BRISTOL, Vt. -
Going green comes with its challenges especially in the kitchen. That's why one woman has created a product that's getting quite the buzz.
Inside a sweet smelling Bristol factory the worker bees are busy infusing organic cotton fabric with a bee's wax mixture to make Bee's Wrap.
It's an eco-friendly alternative to plastic wrap.
"An easy way to eliminate plastic which I think we all struggle with in the kitchen; it's such a habit to reach for plastic wrap," said Sarah Kaeck from Bee's Wrap.
The sheets of Bee's Wrap come in three sizes and can be reused for about a year with regular use. The fabric starts to soften and be more pliable yet still holds its seal.
Kaeck: It's beeswax, jojoba oil and tree resin.

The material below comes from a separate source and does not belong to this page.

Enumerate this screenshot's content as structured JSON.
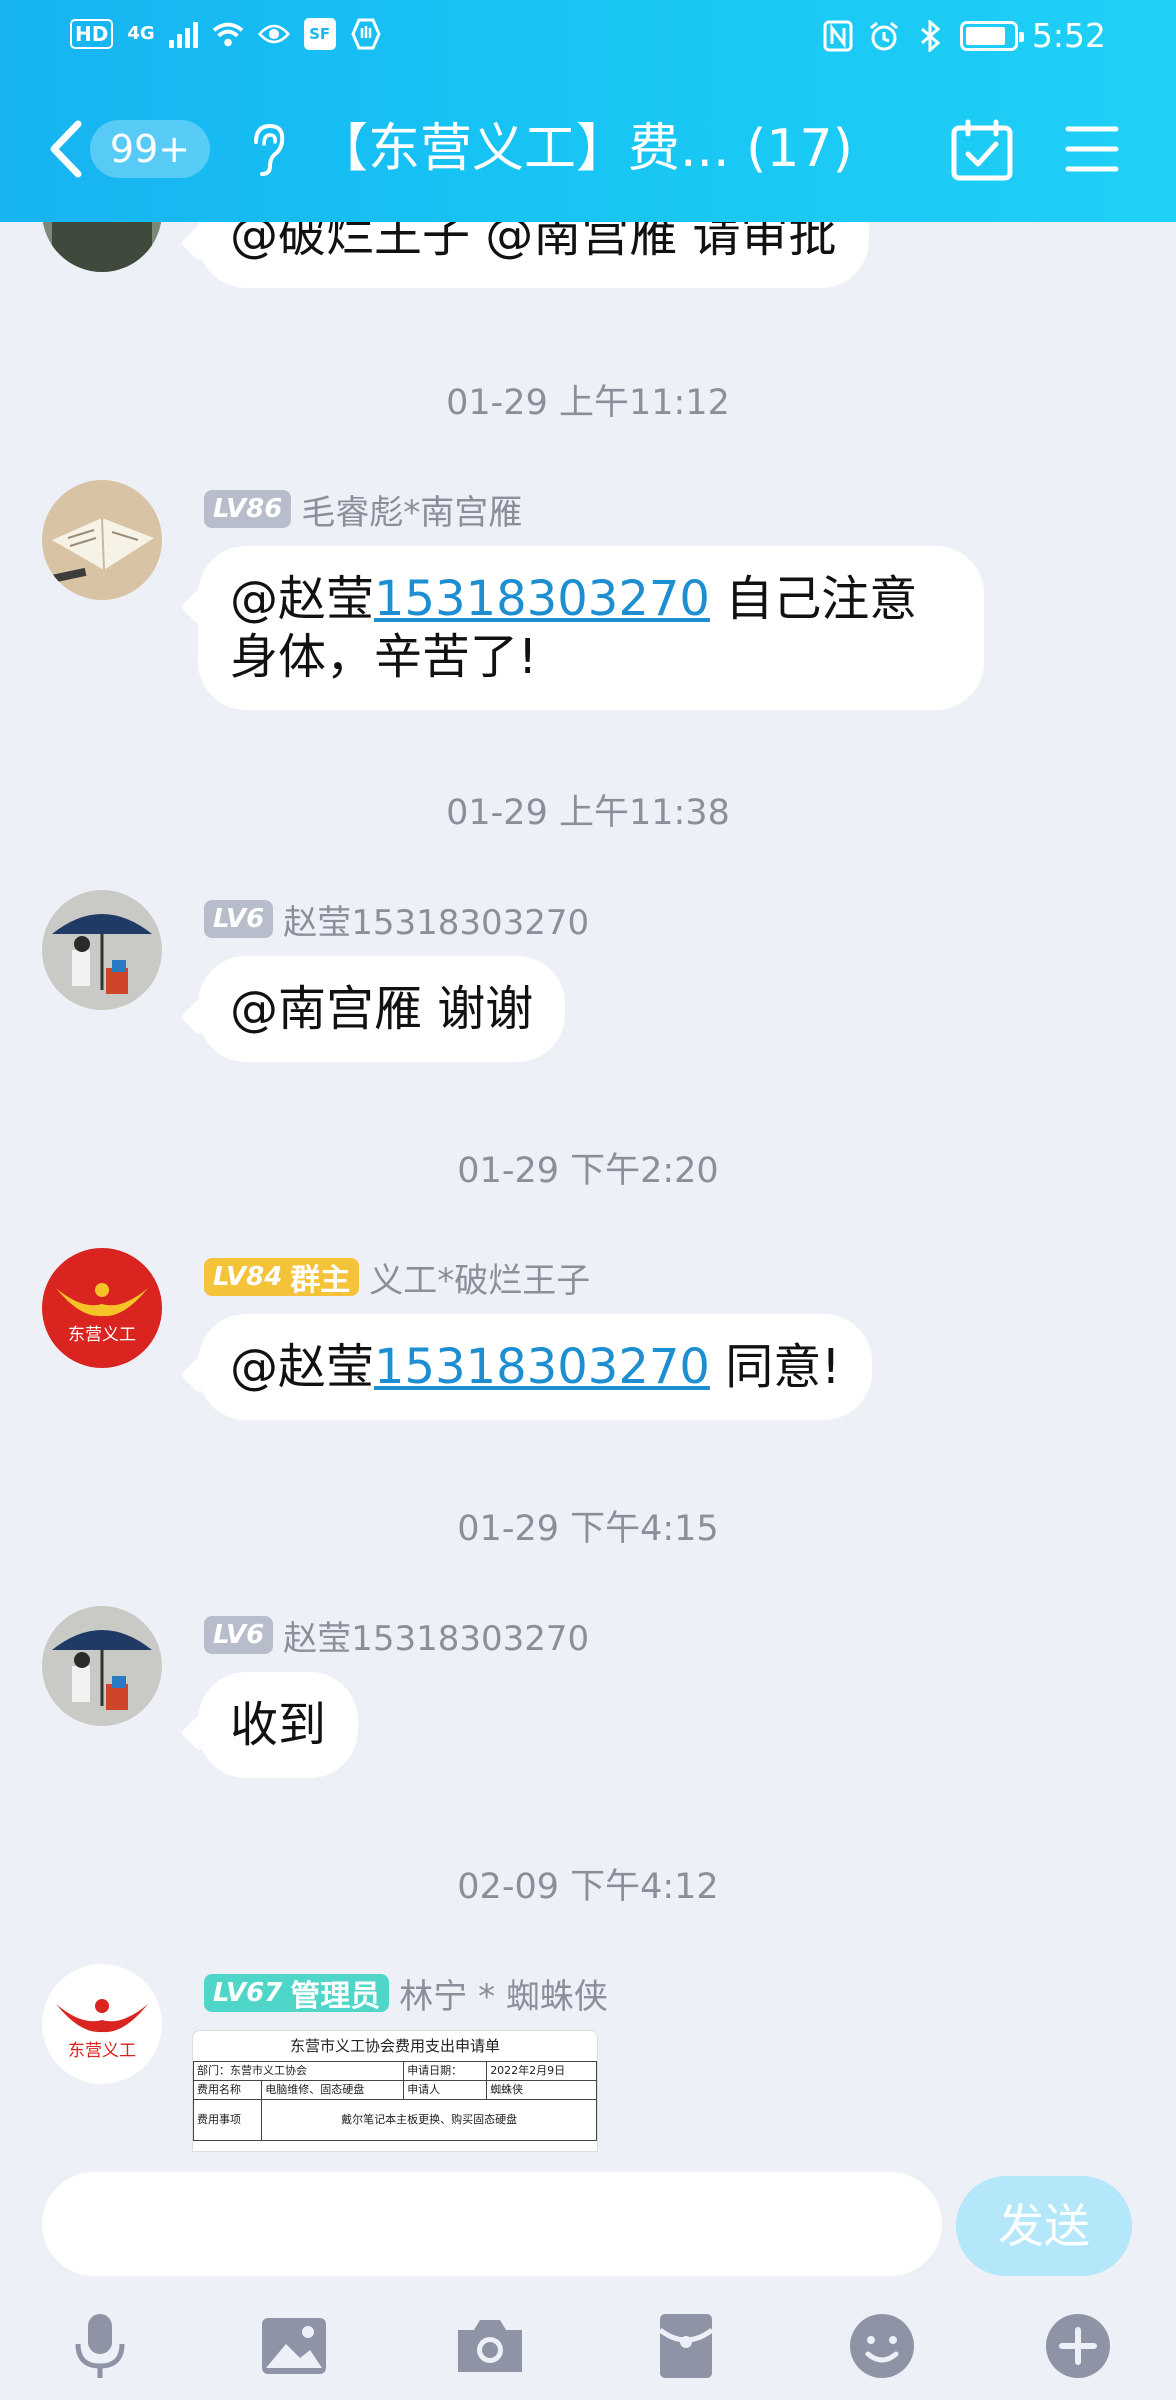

Reporter Gina Bullard: What does that do?
Kaeck: The oil helps the bee's wax from cracking.
Kaeck came up with the idea over a year ago. The stay at home mom of three was making aprons for extra income when a family member told her about coating fabric in beeswax. Kaeck realized she was onto something buzz worthy. What started in her garage is now in a factory that employs five people.
"The warmth of your hands softens it just enough so you can mold it around a bowl sandwich, and when it cools which is instantly; it keeps its seal," said Kaeck.

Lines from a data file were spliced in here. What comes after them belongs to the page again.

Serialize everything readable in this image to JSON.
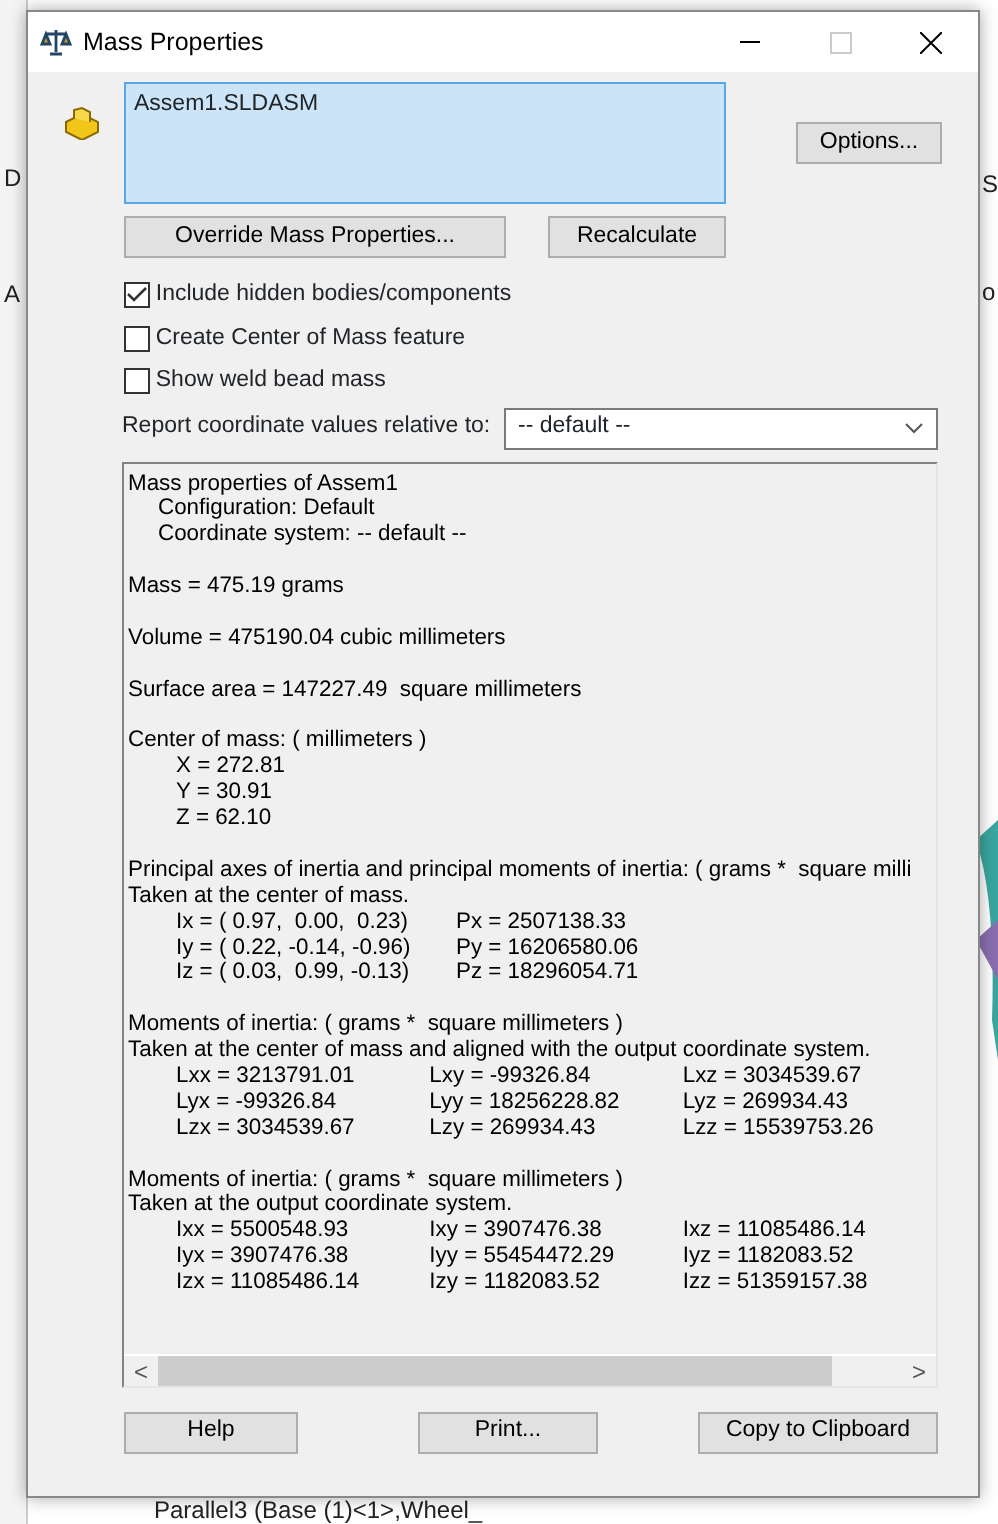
{
  "background": {
    "right_texts": [
      "S",
      "o"
    ],
    "left_texts": [
      "D",
      "A"
    ],
    "tree_item": "Parallel3 (Base (1)<1>,Wheel_"
  },
  "window": {
    "title": "Mass Properties"
  },
  "selection": {
    "items": [
      "Assem1.SLDASM"
    ]
  },
  "buttons_top": [
    "Override Mass Properties...",
    "Recalculate"
  ],
  "options_button": "Options...",
  "checkboxes": [
    {
      "label": "Include hidden bodies/components",
      "checked": true
    },
    {
      "label": "Create Center of Mass feature",
      "checked": false
    },
    {
      "label": "Show weld bead mass",
      "checked": false
    }
  ],
  "coordinate": {
    "label": "Report coordinate values relative to:",
    "value": "-- default --"
  },
  "report": [
    {
      "kind": "line",
      "text": "Mass properties of Assem1"
    },
    {
      "kind": "sub",
      "text": "Configuration: Default"
    },
    {
      "kind": "sub",
      "text": "Coordinate system: -- default --"
    },
    {
      "kind": "gap"
    },
    {
      "kind": "line",
      "text": "Mass = 475.19 grams"
    },
    {
      "kind": "gap"
    },
    {
      "kind": "line",
      "text": "Volume = 475190.04 cubic millimeters"
    },
    {
      "kind": "gap"
    },
    {
      "kind": "line",
      "text": "Surface area = 147227.49  square millimeters"
    },
    {
      "kind": "gap"
    },
    {
      "kind": "line",
      "text": "Center of mass: ( millimeters )"
    },
    {
      "kind": "row",
      "cells": [
        "X = 272.81"
      ]
    },
    {
      "kind": "row",
      "cells": [
        "Y = 30.91"
      ]
    },
    {
      "kind": "row",
      "cells": [
        "Z = 62.10"
      ]
    },
    {
      "kind": "gap"
    },
    {
      "kind": "line",
      "text": "Principal axes of inertia and principal moments of inertia: ( grams *  square milli"
    },
    {
      "kind": "line",
      "text": "Taken at the center of mass."
    },
    {
      "kind": "row",
      "cells": [
        "Ix = ( 0.97,  0.00,  0.23)",
        "Px = 2507138.33"
      ]
    },
    {
      "kind": "row",
      "cells": [
        "Iy = ( 0.22, -0.14, -0.96)",
        "Py = 16206580.06"
      ]
    },
    {
      "kind": "row",
      "cells": [
        "Iz = ( 0.03,  0.99, -0.13)",
        "Pz = 18296054.71"
      ]
    },
    {
      "kind": "gap"
    },
    {
      "kind": "line",
      "text": "Moments of inertia: ( grams *  square millimeters )"
    },
    {
      "kind": "line",
      "text": "Taken at the center of mass and aligned with the output coordinate system."
    },
    {
      "kind": "row",
      "cells": [
        "Lxx = 3213791.01",
        "Lxy = -99326.84",
        "Lxz = 3034539.67"
      ]
    },
    {
      "kind": "row",
      "cells": [
        "Lyx = -99326.84",
        "Lyy = 18256228.82",
        "Lyz = 269934.43"
      ]
    },
    {
      "kind": "row",
      "cells": [
        "Lzx = 3034539.67",
        "Lzy = 269934.43",
        "Lzz = 15539753.26"
      ]
    },
    {
      "kind": "gap"
    },
    {
      "kind": "line",
      "text": "Moments of inertia: ( grams *  square millimeters )"
    },
    {
      "kind": "line",
      "text": "Taken at the output coordinate system."
    },
    {
      "kind": "row",
      "cells": [
        "Ixx = 5500548.93",
        "Ixy = 3907476.38",
        "Ixz = 11085486.14"
      ]
    },
    {
      "kind": "row",
      "cells": [
        "Iyx = 3907476.38",
        "Iyy = 55454472.29",
        "Iyz = 1182083.52"
      ]
    },
    {
      "kind": "row",
      "cells": [
        "Izx = 11085486.14",
        "Izy = 1182083.52",
        "Izz = 51359157.38"
      ]
    }
  ],
  "report_scrollbar": {
    "left": "<",
    "right": ">"
  },
  "buttons_bottom": [
    "Help",
    "Print...",
    "Copy to Clipboard"
  ]
}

Bees Wrap is sold in over 200 stores across the United States and in several countries like New Zealand, Australia and Hong Kong. About 2,400 sheets fly out each month. A set of the three sizes of Bee's Wrap cost $18.
Bullard: Sarah does the food ever start tasting like bee's wax?
Kaeck: The first couple uses there's the scent but then it fades away and you don't notice it at all.
Bullard: And how do you clean it?
Kaeck: It's so very important that you wash in cool water with a little dish soap and hang to dry.
It's a product that's greening up kitchens by banishing plastic wrap and replacing it with Bee's Wrap that's Made in Vermont.For more information on where you can find this product in Vermont click here